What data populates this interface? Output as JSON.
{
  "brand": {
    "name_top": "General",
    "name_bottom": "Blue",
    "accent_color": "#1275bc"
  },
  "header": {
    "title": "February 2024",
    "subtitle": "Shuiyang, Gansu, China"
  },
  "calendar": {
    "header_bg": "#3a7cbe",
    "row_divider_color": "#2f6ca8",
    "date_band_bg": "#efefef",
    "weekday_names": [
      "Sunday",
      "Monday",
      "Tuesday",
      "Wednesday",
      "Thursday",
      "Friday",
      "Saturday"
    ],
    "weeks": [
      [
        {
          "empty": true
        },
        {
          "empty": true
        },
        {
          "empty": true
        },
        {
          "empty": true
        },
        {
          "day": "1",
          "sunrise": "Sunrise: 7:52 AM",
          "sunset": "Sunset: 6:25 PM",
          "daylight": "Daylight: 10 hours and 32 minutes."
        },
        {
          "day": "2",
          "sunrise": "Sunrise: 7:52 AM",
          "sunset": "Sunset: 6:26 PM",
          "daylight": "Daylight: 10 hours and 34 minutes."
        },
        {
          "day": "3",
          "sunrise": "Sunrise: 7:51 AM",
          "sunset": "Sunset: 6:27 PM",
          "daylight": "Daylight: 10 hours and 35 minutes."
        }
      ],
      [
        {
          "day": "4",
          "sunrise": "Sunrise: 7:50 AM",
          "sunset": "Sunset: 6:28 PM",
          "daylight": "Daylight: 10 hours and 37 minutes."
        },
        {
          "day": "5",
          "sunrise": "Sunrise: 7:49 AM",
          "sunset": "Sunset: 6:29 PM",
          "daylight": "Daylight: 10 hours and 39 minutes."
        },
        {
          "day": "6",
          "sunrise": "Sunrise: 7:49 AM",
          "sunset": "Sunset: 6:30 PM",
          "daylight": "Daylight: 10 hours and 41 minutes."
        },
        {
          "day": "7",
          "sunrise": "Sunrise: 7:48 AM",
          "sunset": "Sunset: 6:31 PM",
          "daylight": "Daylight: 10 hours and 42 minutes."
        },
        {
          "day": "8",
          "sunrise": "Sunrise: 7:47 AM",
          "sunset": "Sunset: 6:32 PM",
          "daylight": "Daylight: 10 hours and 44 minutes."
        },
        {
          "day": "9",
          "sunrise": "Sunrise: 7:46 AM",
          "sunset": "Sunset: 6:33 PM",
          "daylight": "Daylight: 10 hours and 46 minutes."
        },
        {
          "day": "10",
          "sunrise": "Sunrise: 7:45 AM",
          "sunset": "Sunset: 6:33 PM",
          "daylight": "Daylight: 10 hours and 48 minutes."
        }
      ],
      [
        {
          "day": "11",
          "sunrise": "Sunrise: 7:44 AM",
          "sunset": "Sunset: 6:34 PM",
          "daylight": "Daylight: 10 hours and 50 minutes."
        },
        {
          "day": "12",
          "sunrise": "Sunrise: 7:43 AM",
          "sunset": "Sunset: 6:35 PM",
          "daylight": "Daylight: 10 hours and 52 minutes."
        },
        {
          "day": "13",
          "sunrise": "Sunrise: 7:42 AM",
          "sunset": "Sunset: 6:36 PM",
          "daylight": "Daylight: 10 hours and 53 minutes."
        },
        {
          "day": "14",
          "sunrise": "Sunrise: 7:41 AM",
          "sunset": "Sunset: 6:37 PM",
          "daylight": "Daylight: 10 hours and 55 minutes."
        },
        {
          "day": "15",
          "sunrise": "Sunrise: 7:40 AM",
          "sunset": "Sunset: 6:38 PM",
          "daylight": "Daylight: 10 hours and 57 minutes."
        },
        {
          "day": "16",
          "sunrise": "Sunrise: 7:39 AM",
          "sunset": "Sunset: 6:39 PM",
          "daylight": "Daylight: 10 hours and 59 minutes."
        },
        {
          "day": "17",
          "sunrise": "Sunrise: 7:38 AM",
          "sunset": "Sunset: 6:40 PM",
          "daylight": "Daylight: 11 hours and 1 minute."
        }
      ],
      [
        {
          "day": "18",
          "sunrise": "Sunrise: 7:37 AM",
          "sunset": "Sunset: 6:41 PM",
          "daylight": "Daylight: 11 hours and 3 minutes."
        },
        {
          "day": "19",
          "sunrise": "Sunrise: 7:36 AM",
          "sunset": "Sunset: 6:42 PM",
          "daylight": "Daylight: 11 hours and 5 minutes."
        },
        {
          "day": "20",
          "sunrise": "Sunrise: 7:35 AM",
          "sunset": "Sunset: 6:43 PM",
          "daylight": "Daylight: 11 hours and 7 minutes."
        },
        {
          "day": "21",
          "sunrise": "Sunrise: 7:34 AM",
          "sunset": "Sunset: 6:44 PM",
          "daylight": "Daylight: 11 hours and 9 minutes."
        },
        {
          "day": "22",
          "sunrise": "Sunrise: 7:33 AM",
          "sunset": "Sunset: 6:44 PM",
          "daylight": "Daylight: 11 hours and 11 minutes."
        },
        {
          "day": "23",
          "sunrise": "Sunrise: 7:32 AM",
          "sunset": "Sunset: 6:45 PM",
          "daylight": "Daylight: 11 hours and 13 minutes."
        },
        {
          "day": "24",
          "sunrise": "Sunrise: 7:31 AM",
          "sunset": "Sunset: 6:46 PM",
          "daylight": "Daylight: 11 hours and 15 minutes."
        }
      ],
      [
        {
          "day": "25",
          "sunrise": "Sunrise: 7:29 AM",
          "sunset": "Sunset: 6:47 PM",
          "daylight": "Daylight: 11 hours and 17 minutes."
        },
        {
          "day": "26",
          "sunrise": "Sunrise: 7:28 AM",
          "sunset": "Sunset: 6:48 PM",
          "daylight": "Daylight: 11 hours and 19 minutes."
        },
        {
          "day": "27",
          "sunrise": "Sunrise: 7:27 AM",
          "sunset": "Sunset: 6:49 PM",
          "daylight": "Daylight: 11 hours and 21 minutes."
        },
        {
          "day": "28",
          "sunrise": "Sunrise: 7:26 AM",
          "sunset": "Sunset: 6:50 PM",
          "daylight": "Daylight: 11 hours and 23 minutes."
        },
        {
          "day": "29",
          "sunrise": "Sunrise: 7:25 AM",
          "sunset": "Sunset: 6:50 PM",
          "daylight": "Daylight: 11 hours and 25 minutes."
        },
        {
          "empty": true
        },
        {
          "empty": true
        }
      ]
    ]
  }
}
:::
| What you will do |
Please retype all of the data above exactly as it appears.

| Response to the exercise |
What data populates this interface? Output as JSON.
{
  "brand": {
    "name_top": "General",
    "name_bottom": "Blue",
    "accent_color": "#1275bc"
  },
  "header": {
    "title": "February 2024",
    "subtitle": "Shuiyang, Gansu, China"
  },
  "calendar": {
    "header_bg": "#3a7cbe",
    "row_divider_color": "#2f6ca8",
    "date_band_bg": "#efefef",
    "weekday_names": [
      "Sunday",
      "Monday",
      "Tuesday",
      "Wednesday",
      "Thursday",
      "Friday",
      "Saturday"
    ],
    "weeks": [
      [
        {
          "empty": true
        },
        {
          "empty": true
        },
        {
          "empty": true
        },
        {
          "empty": true
        },
        {
          "day": "1",
          "sunrise": "Sunrise: 7:52 AM",
          "sunset": "Sunset: 6:25 PM",
          "daylight": "Daylight: 10 hours and 32 minutes."
        },
        {
          "day": "2",
          "sunrise": "Sunrise: 7:52 AM",
          "sunset": "Sunset: 6:26 PM",
          "daylight": "Daylight: 10 hours and 34 minutes."
        },
        {
          "day": "3",
          "sunrise": "Sunrise: 7:51 AM",
          "sunset": "Sunset: 6:27 PM",
          "daylight": "Daylight: 10 hours and 35 minutes."
        }
      ],
      [
        {
          "day": "4",
          "sunrise": "Sunrise: 7:50 AM",
          "sunset": "Sunset: 6:28 PM",
          "daylight": "Daylight: 10 hours and 37 minutes."
        },
        {
          "day": "5",
          "sunrise": "Sunrise: 7:49 AM",
          "sunset": "Sunset: 6:29 PM",
          "daylight": "Daylight: 10 hours and 39 minutes."
        },
        {
          "day": "6",
          "sunrise": "Sunrise: 7:49 AM",
          "sunset": "Sunset: 6:30 PM",
          "daylight": "Daylight: 10 hours and 41 minutes."
        },
        {
          "day": "7",
          "sunrise": "Sunrise: 7:48 AM",
          "sunset": "Sunset: 6:31 PM",
          "daylight": "Daylight: 10 hours and 42 minutes."
        },
        {
          "day": "8",
          "sunrise": "Sunrise: 7:47 AM",
          "sunset": "Sunset: 6:32 PM",
          "daylight": "Daylight: 10 hours and 44 minutes."
        },
        {
          "day": "9",
          "sunrise": "Sunrise: 7:46 AM",
          "sunset": "Sunset: 6:33 PM",
          "daylight": "Daylight: 10 hours and 46 minutes."
        },
        {
          "day": "10",
          "sunrise": "Sunrise: 7:45 AM",
          "sunset": "Sunset: 6:33 PM",
          "daylight": "Daylight: 10 hours and 48 minutes."
        }
      ],
      [
        {
          "day": "11",
          "sunrise": "Sunrise: 7:44 AM",
          "sunset": "Sunset: 6:34 PM",
          "daylight": "Daylight: 10 hours and 50 minutes."
        },
        {
          "day": "12",
          "sunrise": "Sunrise: 7:43 AM",
          "sunset": "Sunset: 6:35 PM",
          "daylight": "Daylight: 10 hours and 52 minutes."
        },
        {
          "day": "13",
          "sunrise": "Sunrise: 7:42 AM",
          "sunset": "Sunset: 6:36 PM",
          "daylight": "Daylight: 10 hours and 53 minutes."
        },
        {
          "day": "14",
          "sunrise": "Sunrise: 7:41 AM",
          "sunset": "Sunset: 6:37 PM",
          "daylight": "Daylight: 10 hours and 55 minutes."
        },
        {
          "day": "15",
          "sunrise": "Sunrise: 7:40 AM",
          "sunset": "Sunset: 6:38 PM",
          "daylight": "Daylight: 10 hours and 57 minutes."
        },
        {
          "day": "16",
          "sunrise": "Sunrise: 7:39 AM",
          "sunset": "Sunset: 6:39 PM",
          "daylight": "Daylight: 10 hours and 59 minutes."
        },
        {
          "day": "17",
          "sunrise": "Sunrise: 7:38 AM",
          "sunset": "Sunset: 6:40 PM",
          "daylight": "Daylight: 11 hours and 1 minute."
        }
      ],
      [
        {
          "day": "18",
          "sunrise": "Sunrise: 7:37 AM",
          "sunset": "Sunset: 6:41 PM",
          "daylight": "Daylight: 11 hours and 3 minutes."
        },
        {
          "day": "19",
          "sunrise": "Sunrise: 7:36 AM",
          "sunset": "Sunset: 6:42 PM",
          "daylight": "Daylight: 11 hours and 5 minutes."
        },
        {
          "day": "20",
          "sunrise": "Sunrise: 7:35 AM",
          "sunset": "Sunset: 6:43 PM",
          "daylight": "Daylight: 11 hours and 7 minutes."
        },
        {
          "day": "21",
          "sunrise": "Sunrise: 7:34 AM",
          "sunset": "Sunset: 6:44 PM",
          "daylight": "Daylight: 11 hours and 9 minutes."
        },
        {
          "day": "22",
          "sunrise": "Sunrise: 7:33 AM",
          "sunset": "Sunset: 6:44 PM",
          "daylight": "Daylight: 11 hours and 11 minutes."
        },
        {
          "day": "23",
          "sunrise": "Sunrise: 7:32 AM",
          "sunset": "Sunset: 6:45 PM",
          "daylight": "Daylight: 11 hours and 13 minutes."
        },
        {
          "day": "24",
          "sunrise": "Sunrise: 7:31 AM",
          "sunset": "Sunset: 6:46 PM",
          "daylight": "Daylight: 11 hours and 15 minutes."
        }
      ],
      [
        {
          "day": "25",
          "sunrise": "Sunrise: 7:29 AM",
          "sunset": "Sunset: 6:47 PM",
          "daylight": "Daylight: 11 hours and 17 minutes."
        },
        {
          "day": "26",
          "sunrise": "Sunrise: 7:28 AM",
          "sunset": "Sunset: 6:48 PM",
          "daylight": "Daylight: 11 hours and 19 minutes."
        },
        {
          "day": "27",
          "sunrise": "Sunrise: 7:27 AM",
          "sunset": "Sunset: 6:49 PM",
          "daylight": "Daylight: 11 hours and 21 minutes."
        },
        {
          "day": "28",
          "sunrise": "Sunrise: 7:26 AM",
          "sunset": "Sunset: 6:50 PM",
          "daylight": "Daylight: 11 hours and 23 minutes."
        },
        {
          "day": "29",
          "sunrise": "Sunrise: 7:25 AM",
          "sunset": "Sunset: 6:50 PM",
          "daylight": "Daylight: 11 hours and 25 minutes."
        },
        {
          "empty": true
        },
        {
          "empty": true
        }
      ]
    ]
  }
}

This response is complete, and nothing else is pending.